From forests to wetlands, Illinois researchers are exploring invasive plant populations, new surveillance technology, and improved control methods.
Rivers split across mountaintops and other geographic barriers may flow only a few miles from one another, but to the aquatic creatures in those waters, the separation could represent millions of years of evolutionary time. In the U.S. Geological Survey’s Non-Indigenous Aquatic Species database, these so-called “native transplant” fish are almost twice as common as fish introduced from outside the country. But a new University of Illinois review says native transplant fish, especially those that don’t qualify as game fish, are rarely studied and their impacts are poorly understood.

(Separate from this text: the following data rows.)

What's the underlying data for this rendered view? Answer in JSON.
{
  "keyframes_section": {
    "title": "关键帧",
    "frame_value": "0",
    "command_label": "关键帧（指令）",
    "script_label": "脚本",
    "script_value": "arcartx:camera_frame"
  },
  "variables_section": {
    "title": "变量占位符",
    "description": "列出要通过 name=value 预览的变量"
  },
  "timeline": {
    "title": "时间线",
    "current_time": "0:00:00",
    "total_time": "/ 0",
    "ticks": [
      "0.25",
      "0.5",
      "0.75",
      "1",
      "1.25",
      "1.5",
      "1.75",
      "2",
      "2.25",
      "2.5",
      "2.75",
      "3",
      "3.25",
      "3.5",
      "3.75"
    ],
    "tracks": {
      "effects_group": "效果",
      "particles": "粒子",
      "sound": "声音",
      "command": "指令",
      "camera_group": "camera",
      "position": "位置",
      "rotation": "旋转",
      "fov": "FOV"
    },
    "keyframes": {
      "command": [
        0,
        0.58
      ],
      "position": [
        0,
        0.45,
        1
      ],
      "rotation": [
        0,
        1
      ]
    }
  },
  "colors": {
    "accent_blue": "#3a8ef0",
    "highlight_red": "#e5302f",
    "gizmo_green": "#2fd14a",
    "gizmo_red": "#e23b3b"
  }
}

According to University of Illinois agricultural ecologist Adam Davis, many cost estimates for cleaning up unwanted, invasive plants are just that: estimates, extrapolated via desktop analysis from relatively scant data. Unsatisfied with that, Davis suffered hornet attacks and years of backbreaking labor to arrive at real dollars and cents associated with removal of escaped Miscanthus plants.